▶ Your assignment
Copy the listing exactly as given. Omit every picture.

-- -- --

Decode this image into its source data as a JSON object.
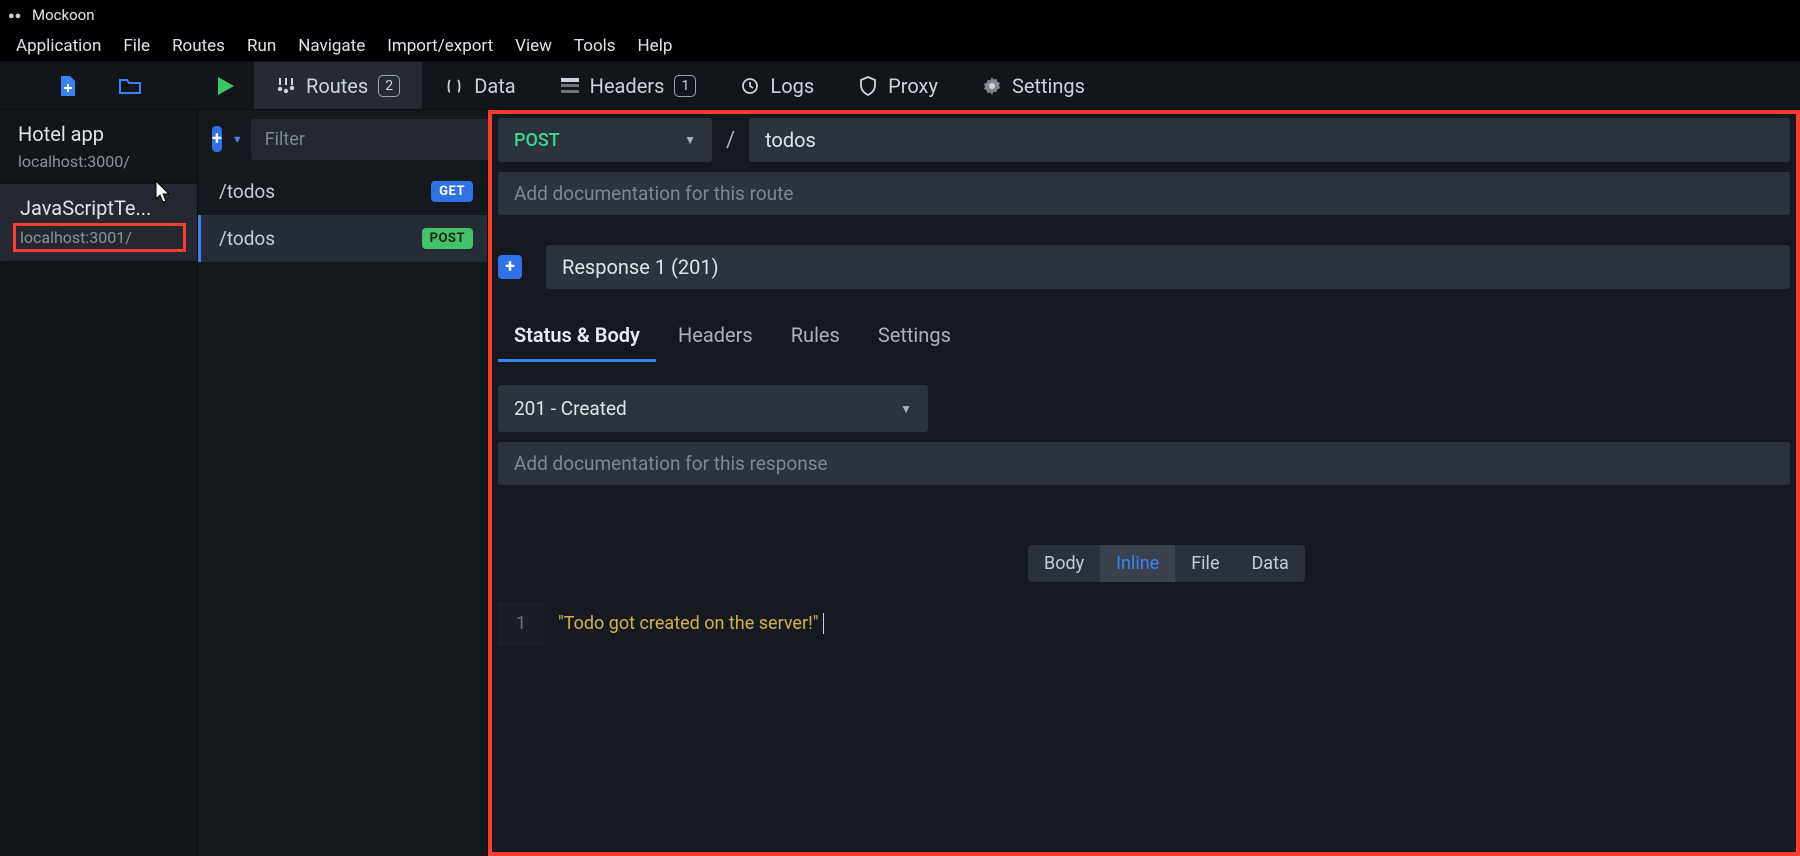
{
  "titlebar": {
    "title": "Mockoon"
  },
  "menubar": {
    "items": [
      "Application",
      "File",
      "Routes",
      "Run",
      "Navigate",
      "Import/export",
      "View",
      "Tools",
      "Help"
    ]
  },
  "toolbar": {
    "tabs": [
      {
        "id": "routes",
        "label": "Routes",
        "badge": "2",
        "active": true
      },
      {
        "id": "data",
        "label": "Data",
        "badge": null,
        "active": false
      },
      {
        "id": "headers",
        "label": "Headers",
        "badge": "1",
        "active": false
      },
      {
        "id": "logs",
        "label": "Logs",
        "badge": null,
        "active": false
      },
      {
        "id": "proxy",
        "label": "Proxy",
        "badge": null,
        "active": false
      },
      {
        "id": "settings",
        "label": "Settings",
        "badge": null,
        "active": false
      }
    ]
  },
  "environments": [
    {
      "name": "Hotel app",
      "host": "localhost:3000/",
      "active": false,
      "highlight": false
    },
    {
      "name": "JavaScriptTe...",
      "host": "localhost:3001/",
      "active": true,
      "highlight": true
    }
  ],
  "routesPane": {
    "filter_placeholder": "Filter",
    "add_label": "+",
    "routes": [
      {
        "path": "/todos",
        "method": "GET",
        "active": false
      },
      {
        "path": "/todos",
        "method": "POST",
        "active": true
      }
    ]
  },
  "detail": {
    "method": "POST",
    "slash": "/",
    "path": "todos",
    "route_doc_placeholder": "Add documentation for this route",
    "response_select": "Response 1 (201)",
    "sub_tabs": [
      "Status & Body",
      "Headers",
      "Rules",
      "Settings"
    ],
    "sub_tab_active": 0,
    "status_select": "201 - Created",
    "response_doc_placeholder": "Add documentation for this response",
    "body_types": {
      "label": "Body",
      "items": [
        "Inline",
        "File",
        "Data"
      ],
      "active": 0
    },
    "editor": {
      "line_num": "1",
      "code": "\"Todo got created on the server!\""
    }
  },
  "colors": {
    "accent_blue": "#3b82f6",
    "accent_green": "#43c16b",
    "annotation_red": "#ff3b2f",
    "bg": "#161a20"
  }
}
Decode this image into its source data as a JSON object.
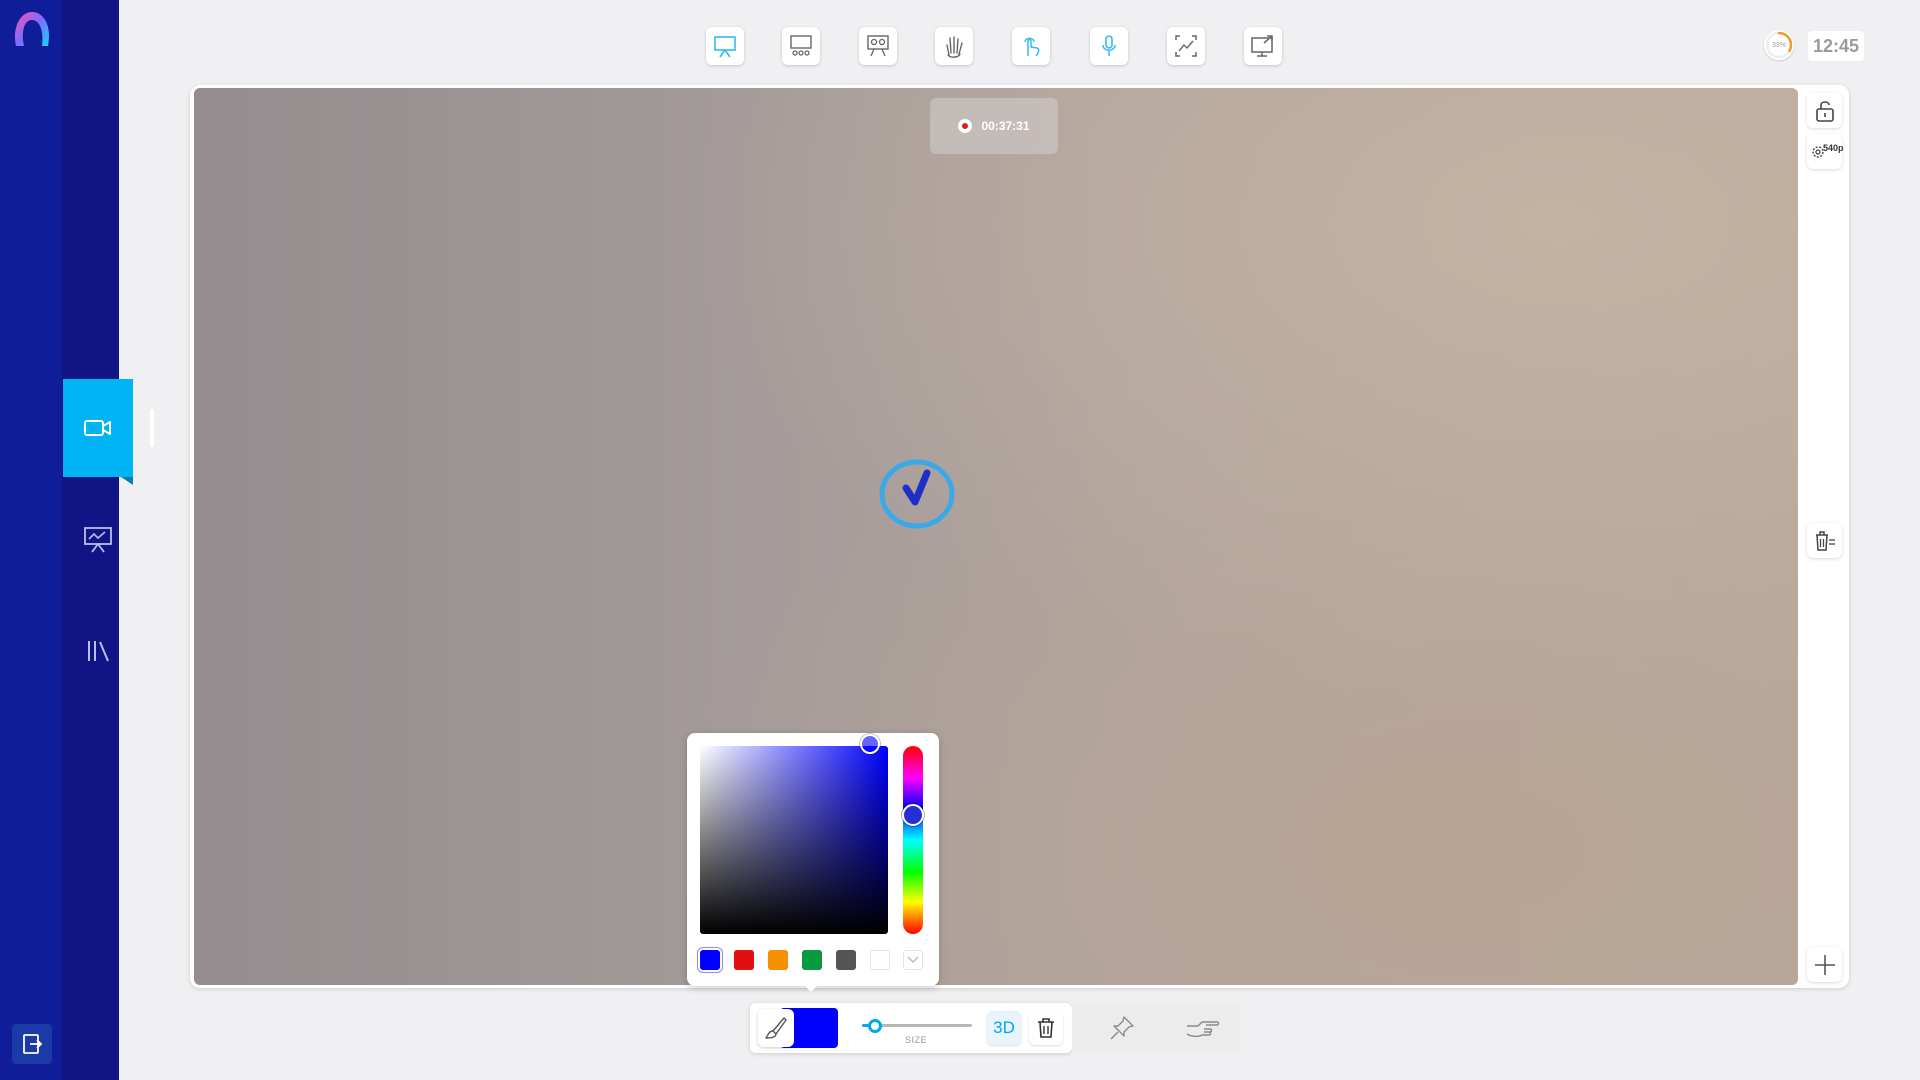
{
  "sidebar": {
    "items": [
      {
        "name": "video",
        "icon": "video-camera-icon",
        "active": true
      },
      {
        "name": "presentation",
        "icon": "presentation-icon",
        "active": false
      },
      {
        "name": "library",
        "icon": "library-icon",
        "active": false
      }
    ],
    "exit_icon": "exit-icon"
  },
  "top_toolbar": {
    "tools": [
      "whiteboard-icon",
      "class-board-icon",
      "group-board-icon",
      "raise-hand-icon",
      "touch-icon",
      "microphone-icon",
      "screenshot-icon",
      "screen-share-icon"
    ],
    "battery_percent": "33%",
    "battery_level": 0.33,
    "clock": "12:45"
  },
  "video": {
    "recording_time": "00:37:31",
    "resolution_label": "540p"
  },
  "color_picker": {
    "current_color": "#0000ff",
    "swatches": [
      "#0000ff",
      "#e01010",
      "#f59000",
      "#089a40",
      "#555555",
      "#ffffff"
    ]
  },
  "draw_toolbar": {
    "color": "#0000ff",
    "size_label": "SIZE",
    "size_value": 0.12,
    "btn_3d": "3D"
  },
  "colors": {
    "accent": "#00b4f5",
    "sidebar": "#0f1e98"
  }
}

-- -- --

▶ Output of the exercise
Decode this image into its source data as a JSON object.
{
  "titlebar": {
    "title": "Mockoon"
  },
  "menubar": {
    "items": [
      "Application",
      "File",
      "Routes",
      "Run",
      "Navigate",
      "Import/export",
      "View",
      "Tools",
      "Help"
    ]
  },
  "toolbar": {
    "tabs": [
      {
        "id": "routes",
        "label": "Routes",
        "badge": "2",
        "active": true
      },
      {
        "id": "data",
        "label": "Data",
        "badge": null,
        "active": false
      },
      {
        "id": "headers",
        "label": "Headers",
        "badge": "1",
        "active": false
      },
      {
        "id": "logs",
        "label": "Logs",
        "badge": null,
        "active": false
      },
      {
        "id": "proxy",
        "label": "Proxy",
        "badge": null,
        "active": false
      },
      {
        "id": "settings",
        "label": "Settings",
        "badge": null,
        "active": false
      }
    ]
  },
  "environments": [
    {
      "name": "Hotel app",
      "host": "localhost:3000/",
      "active": false,
      "highlight": false
    },
    {
      "name": "JavaScriptTe...",
      "host": "localhost:3001/",
      "active": true,
      "highlight": true
    }
  ],
  "routesPane": {
    "filter_placeholder": "Filter",
    "add_label": "+",
    "routes": [
      {
        "path": "/todos",
        "method": "GET",
        "active": false
      },
      {
        "path": "/todos",
        "method": "POST",
        "active": true
      }
    ]
  },
  "detail": {
    "method": "POST",
    "slash": "/",
    "path": "todos",
    "route_doc_placeholder": "Add documentation for this route",
    "response_select": "Response 1 (201)",
    "sub_tabs": [
      "Status & Body",
      "Headers",
      "Rules",
      "Settings"
    ],
    "sub_tab_active": 0,
    "status_select": "201 - Created",
    "response_doc_placeholder": "Add documentation for this response",
    "body_types": {
      "label": "Body",
      "items": [
        "Inline",
        "File",
        "Data"
      ],
      "active": 0
    },
    "editor": {
      "line_num": "1",
      "code": "\"Todo got created on the server!\""
    }
  },
  "colors": {
    "accent_blue": "#3b82f6",
    "accent_green": "#43c16b",
    "annotation_red": "#ff3b2f",
    "bg": "#161a20"
  }
}
Decode this image into its source data as a JSON object.
{
  "sidebar": {
    "items": [
      {
        "name": "video",
        "icon": "video-camera-icon",
        "active": true
      },
      {
        "name": "presentation",
        "icon": "presentation-icon",
        "active": false
      },
      {
        "name": "library",
        "icon": "library-icon",
        "active": false
      }
    ],
    "exit_icon": "exit-icon"
  },
  "top_toolbar": {
    "tools": [
      "whiteboard-icon",
      "class-board-icon",
      "group-board-icon",
      "raise-hand-icon",
      "touch-icon",
      "microphone-icon",
      "screenshot-icon",
      "screen-share-icon"
    ],
    "battery_percent": "33%",
    "battery_level": 0.33,
    "clock": "12:45"
  },
  "video": {
    "recording_time": "00:37:31",
    "resolution_label": "540p"
  },
  "color_picker": {
    "current_color": "#0000ff",
    "swatches": [
      "#0000ff",
      "#e01010",
      "#f59000",
      "#089a40",
      "#555555",
      "#ffffff"
    ]
  },
  "draw_toolbar": {
    "color": "#0000ff",
    "size_label": "SIZE",
    "size_value": 0.12,
    "btn_3d": "3D"
  },
  "colors": {
    "accent": "#00b4f5",
    "sidebar": "#0f1e98"
  }
}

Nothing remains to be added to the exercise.